After having much success installing over 250 home wind turbines in Scotland, Cascading Engineering is bringing the Swift wind turbine to America and Canada.
The company that specializes in plastics, partnered with Swift’s Scottish designer, Renewable Devices, to install the revolutionary small wind turbine in the U.S. households.
What sets the Swift apart from other small wind turbines is the reduced noise it produces. In addition, the turbine can be attached to rooftops instead of towers. With it’s five blades and “outer diffuser” ring, the company claims vibration is reduced, resulting in only 35 decibels of noise.
With the turbine’s seven foot diameter and two fins to help it face the wind, it can rotate 360 degrees and it automatically shuts down in very strong winds. All the elements of its unique design allow the Swift to generate up to 1.5 kW of power in 14 mile per hour winds. This equates to approximately 2000 kilowatt hours per year, which is about a quarter of the electricity consumed by a typical U.S. household.
At a cool $10 000 to be installed, this turbine does not come cheap. However, the upfront cost is significantly lower when state tax credits of $1000 for households, and $4000 for businesses is taken into account.
According to Jessica Lehti, Cascade’s senior product marketing manager, this Michigan-based plastics company has already installed 9 Swift turbines in America, and still has at least 25 orders to go.
With a customer base split between residential consumers and businesses, the company is in high hopes that it can sell the Swift to anyone with economic or environmental purposes in mind – even while the economy is in turmoil.

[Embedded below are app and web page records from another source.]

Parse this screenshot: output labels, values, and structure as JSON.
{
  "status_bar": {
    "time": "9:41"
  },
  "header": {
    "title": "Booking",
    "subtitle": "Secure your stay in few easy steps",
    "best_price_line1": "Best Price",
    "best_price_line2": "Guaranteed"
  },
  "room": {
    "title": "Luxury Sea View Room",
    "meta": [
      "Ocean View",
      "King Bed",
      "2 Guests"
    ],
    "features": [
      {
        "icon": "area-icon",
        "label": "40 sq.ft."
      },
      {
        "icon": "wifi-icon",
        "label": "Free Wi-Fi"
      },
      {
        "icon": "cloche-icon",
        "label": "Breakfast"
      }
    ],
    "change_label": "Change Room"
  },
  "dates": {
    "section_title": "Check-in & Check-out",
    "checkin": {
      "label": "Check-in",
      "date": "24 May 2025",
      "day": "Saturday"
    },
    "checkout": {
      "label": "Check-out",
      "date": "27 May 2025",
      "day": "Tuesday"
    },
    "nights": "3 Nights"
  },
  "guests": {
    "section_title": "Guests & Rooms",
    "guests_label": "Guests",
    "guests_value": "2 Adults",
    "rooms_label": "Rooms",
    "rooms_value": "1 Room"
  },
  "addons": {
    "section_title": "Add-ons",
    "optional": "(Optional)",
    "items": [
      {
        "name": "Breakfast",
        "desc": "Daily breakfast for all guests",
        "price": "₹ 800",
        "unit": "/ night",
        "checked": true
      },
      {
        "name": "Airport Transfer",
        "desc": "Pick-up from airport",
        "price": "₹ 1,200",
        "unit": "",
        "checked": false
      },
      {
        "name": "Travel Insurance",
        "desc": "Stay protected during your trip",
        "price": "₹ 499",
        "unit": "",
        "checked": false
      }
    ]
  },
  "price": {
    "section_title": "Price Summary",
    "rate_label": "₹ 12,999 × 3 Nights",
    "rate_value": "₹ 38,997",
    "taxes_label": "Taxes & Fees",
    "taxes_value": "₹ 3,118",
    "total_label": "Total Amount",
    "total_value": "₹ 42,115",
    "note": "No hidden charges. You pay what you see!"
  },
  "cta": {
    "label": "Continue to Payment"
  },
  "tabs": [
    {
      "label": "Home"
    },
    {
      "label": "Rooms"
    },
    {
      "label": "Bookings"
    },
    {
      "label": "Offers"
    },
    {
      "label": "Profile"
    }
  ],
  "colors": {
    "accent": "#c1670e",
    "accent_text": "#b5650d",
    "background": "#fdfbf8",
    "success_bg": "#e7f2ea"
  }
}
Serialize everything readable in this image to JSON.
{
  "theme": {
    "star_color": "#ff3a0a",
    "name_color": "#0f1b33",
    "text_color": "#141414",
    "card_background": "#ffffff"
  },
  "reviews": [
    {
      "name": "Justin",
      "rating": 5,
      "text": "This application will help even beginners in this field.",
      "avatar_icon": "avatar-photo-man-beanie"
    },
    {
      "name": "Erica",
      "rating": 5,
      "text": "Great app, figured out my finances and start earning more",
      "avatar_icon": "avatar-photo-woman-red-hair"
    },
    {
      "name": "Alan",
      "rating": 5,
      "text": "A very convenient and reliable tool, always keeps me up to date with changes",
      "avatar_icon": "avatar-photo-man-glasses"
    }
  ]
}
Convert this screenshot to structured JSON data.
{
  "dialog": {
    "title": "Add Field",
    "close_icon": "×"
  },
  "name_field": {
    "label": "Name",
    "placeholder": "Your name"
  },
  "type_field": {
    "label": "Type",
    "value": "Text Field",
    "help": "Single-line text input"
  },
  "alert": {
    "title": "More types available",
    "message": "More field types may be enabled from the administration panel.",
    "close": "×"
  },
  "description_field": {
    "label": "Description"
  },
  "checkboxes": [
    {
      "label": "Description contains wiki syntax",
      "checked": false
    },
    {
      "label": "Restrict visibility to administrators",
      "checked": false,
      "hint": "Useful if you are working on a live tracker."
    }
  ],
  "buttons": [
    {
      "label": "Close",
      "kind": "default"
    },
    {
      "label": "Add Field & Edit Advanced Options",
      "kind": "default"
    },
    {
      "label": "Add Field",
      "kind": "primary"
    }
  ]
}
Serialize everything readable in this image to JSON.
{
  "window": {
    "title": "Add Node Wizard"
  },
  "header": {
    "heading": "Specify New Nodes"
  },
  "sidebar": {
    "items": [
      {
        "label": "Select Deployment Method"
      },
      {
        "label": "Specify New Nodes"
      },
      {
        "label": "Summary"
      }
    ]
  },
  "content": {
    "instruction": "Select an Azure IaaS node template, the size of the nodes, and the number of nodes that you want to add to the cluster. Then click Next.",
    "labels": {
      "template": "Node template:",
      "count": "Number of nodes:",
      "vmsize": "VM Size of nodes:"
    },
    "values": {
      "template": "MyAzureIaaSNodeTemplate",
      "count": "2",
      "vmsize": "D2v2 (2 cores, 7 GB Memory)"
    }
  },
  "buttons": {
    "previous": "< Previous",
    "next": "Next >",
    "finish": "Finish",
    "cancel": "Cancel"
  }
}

But we disagree with Cascade – not anyone is going to fork out $10 000 just so they can help the environment. Furthermore, the electricity savings realized by households will only cover their investment after 12 years!
Unless people have the money, we are not sure why anyone would want to waste $10 000, when they could easily make their own small wind turbine at home. Although it would be less efficient than commercial ones, if you built enough of them, you could easily make 2000kW hours of power per year.
In fact, many people all over the U.S are making their own power systems at home, and they are showing others how to do it with step-by-step instruction manuals. We have a list of these manuals in our reviews section if you feel the need to make your own energy at home.
To conclude, as much as we like the commercial Swift wind turbine, it is not affordable enough for average households to install. So, until technology and prices improve, we are better off making our own renewable energy solutions at home.